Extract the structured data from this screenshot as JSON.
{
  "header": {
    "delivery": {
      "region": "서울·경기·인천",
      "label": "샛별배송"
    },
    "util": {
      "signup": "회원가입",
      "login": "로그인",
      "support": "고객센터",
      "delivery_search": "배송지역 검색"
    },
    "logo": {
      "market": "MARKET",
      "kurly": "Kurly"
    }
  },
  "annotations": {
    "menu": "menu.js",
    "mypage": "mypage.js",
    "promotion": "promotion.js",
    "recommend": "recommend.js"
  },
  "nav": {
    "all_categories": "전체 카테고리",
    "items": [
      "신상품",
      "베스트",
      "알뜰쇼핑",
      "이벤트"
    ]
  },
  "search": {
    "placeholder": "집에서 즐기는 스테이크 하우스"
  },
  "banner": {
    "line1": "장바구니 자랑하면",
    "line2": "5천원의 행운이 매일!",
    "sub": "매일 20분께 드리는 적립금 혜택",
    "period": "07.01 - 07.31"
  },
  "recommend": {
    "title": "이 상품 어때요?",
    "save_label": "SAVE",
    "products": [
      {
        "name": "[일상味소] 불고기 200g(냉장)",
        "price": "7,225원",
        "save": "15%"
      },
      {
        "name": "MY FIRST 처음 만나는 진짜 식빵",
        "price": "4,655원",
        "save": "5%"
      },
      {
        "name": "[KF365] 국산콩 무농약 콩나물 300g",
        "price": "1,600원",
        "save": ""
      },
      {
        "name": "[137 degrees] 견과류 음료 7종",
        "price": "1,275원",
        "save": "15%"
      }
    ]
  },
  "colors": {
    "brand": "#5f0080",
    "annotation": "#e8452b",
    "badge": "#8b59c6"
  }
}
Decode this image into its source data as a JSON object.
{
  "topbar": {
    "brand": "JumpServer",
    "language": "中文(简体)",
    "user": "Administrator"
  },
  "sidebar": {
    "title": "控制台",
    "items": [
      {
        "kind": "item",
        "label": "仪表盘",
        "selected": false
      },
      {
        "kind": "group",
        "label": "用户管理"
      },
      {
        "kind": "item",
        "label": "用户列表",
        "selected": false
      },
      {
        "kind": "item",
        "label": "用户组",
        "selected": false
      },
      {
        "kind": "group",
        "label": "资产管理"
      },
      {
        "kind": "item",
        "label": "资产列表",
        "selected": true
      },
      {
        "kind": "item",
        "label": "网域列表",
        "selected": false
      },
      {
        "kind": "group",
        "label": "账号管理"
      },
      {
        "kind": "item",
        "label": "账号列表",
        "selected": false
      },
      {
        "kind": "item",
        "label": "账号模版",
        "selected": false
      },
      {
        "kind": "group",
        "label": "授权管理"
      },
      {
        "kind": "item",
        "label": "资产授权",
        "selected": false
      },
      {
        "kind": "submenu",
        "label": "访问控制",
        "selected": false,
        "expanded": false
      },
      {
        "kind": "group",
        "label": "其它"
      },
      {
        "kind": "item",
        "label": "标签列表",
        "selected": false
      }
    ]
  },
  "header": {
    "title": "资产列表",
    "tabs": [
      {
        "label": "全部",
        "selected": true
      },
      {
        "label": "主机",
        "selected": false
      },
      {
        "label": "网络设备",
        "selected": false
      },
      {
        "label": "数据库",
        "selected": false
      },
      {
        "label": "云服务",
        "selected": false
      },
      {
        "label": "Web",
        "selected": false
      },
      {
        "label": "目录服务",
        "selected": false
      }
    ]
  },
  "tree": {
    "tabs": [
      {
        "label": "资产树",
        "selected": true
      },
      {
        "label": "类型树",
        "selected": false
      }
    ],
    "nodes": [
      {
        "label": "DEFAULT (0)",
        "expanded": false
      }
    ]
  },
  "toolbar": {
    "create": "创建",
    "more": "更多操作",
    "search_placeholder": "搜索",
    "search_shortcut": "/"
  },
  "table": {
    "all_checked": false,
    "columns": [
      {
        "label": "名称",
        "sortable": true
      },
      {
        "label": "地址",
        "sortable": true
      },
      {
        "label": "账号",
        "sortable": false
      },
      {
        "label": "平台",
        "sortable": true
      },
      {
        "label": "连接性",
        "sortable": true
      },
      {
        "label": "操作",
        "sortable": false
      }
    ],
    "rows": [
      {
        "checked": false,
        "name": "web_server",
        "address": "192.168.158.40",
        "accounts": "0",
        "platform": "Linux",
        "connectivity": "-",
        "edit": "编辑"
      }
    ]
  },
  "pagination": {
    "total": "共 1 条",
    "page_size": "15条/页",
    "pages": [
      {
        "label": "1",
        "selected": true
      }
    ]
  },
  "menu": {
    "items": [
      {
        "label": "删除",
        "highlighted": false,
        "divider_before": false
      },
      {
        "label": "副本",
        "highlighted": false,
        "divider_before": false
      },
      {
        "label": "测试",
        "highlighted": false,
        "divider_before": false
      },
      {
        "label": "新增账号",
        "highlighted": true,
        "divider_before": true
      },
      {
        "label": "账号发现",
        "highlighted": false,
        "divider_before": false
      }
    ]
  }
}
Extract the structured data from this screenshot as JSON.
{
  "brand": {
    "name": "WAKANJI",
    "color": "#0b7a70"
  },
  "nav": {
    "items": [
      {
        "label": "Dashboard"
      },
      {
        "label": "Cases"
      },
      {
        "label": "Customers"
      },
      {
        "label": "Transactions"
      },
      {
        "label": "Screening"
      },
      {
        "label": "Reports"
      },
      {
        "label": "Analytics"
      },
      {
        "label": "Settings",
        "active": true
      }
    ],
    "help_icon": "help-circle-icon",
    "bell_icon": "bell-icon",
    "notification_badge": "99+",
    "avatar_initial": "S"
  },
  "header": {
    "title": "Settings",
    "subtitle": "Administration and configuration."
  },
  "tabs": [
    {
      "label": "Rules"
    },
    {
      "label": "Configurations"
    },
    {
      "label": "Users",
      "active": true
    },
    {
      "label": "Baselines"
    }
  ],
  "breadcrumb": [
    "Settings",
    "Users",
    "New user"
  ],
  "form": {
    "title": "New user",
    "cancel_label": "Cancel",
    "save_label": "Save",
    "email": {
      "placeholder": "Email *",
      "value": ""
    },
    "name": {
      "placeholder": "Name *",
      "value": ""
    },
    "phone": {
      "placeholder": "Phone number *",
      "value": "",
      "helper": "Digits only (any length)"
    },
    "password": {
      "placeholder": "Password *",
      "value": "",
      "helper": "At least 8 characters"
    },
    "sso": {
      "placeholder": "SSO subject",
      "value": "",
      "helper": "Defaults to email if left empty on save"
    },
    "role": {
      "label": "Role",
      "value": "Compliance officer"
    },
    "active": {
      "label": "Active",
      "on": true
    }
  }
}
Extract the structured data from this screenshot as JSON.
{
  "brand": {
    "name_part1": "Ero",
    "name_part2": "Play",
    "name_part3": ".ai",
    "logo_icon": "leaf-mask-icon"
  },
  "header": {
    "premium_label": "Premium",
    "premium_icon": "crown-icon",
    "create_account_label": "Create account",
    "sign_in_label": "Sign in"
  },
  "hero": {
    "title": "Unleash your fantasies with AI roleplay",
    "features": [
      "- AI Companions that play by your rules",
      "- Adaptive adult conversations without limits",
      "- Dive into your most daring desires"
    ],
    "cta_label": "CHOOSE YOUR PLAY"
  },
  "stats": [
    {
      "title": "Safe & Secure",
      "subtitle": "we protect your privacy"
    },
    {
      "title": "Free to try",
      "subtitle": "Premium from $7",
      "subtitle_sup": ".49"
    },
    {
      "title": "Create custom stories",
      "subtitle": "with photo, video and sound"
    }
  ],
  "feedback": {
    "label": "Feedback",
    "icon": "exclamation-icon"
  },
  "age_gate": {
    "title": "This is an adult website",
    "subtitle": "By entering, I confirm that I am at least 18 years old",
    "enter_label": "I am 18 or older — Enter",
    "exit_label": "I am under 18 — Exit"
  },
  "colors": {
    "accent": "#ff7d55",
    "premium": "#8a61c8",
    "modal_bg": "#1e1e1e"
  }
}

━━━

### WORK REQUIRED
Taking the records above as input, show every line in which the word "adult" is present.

### WORKED SOLUTION
      "- Adaptive adult conversations without limits",
    "title": "This is an adult website",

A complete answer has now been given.